The telescope will remain in this so-called safe mode, which is akin to being asleep, until space shuttle astronauts install new pointing devices, or gyroscopes, and other crucial replacement parts. The mission is set for December.

The gyroscope, needed for aiming and holding the telescope steady, "just stopped in its tracks" on Saturday morning, said John Campbell, NASA's Hubble program director. The unit had been acting up for the previous 12 hours, becoming less and less accurate in its guidance, he said.

It was the fourth of six gyroscopes to fail on Hubble. A minimum of three are needed for the telescope to conduct observations.

When the gyroscope failed, Hubble's computer sensed the problem and ordered the aperture door to close, Campbell said.

"It's quite safe," he said. "We're not doing science, so the power load has been reduced."

Campbell said "it could have been a lot worse," considering that the next Hubble servicing mission originally was set for June 2000. The flight was split into two missions, with the first one scheduled for this fall, when the third gyroscope failed in February.

Hubble was launched in 1990. Four of the six gyroscopes were replaced during the telescope's first repair mission in 1993. One gyroscope failed in 1997 and a second in 1998. Corroded wires were believed to be the problem.

"We all hate sitting here not doing science, but it's better than it could have been," Campbell said.

Space shuttle Discovery and its crew will take up six new gyroscopes, as well as another data recorder, radio transmitter and improved computer.

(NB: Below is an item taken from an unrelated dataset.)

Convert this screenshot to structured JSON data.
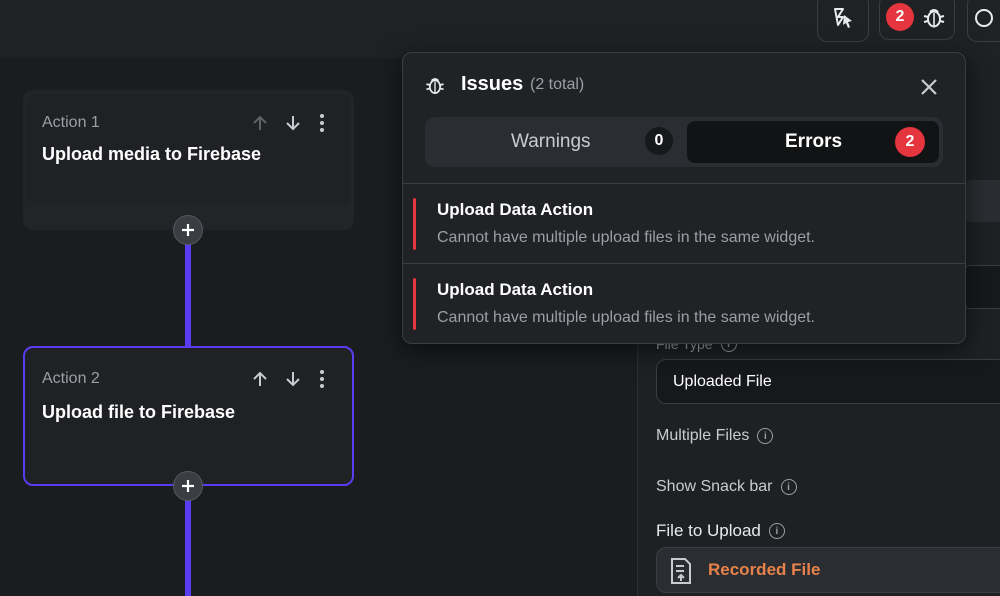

Liftoff is targeted for Dec. 6, almost two months late because of shuttle wiring repairs and an engine replacement.

"We're certainly more anxious for [the mission], that's for sure," Campbell said.

NASA never built the computer software that would have allowed Hubble to work with only two gyroscopes.

"We had never seen a way that we could do science" with two gyroscopes, Campbell said. "So we designed it that if we were going to have less than three, that the easiest thing to do was to build one safe mode that required none."

The two remaining gyroscopes are working fine, Campbell said.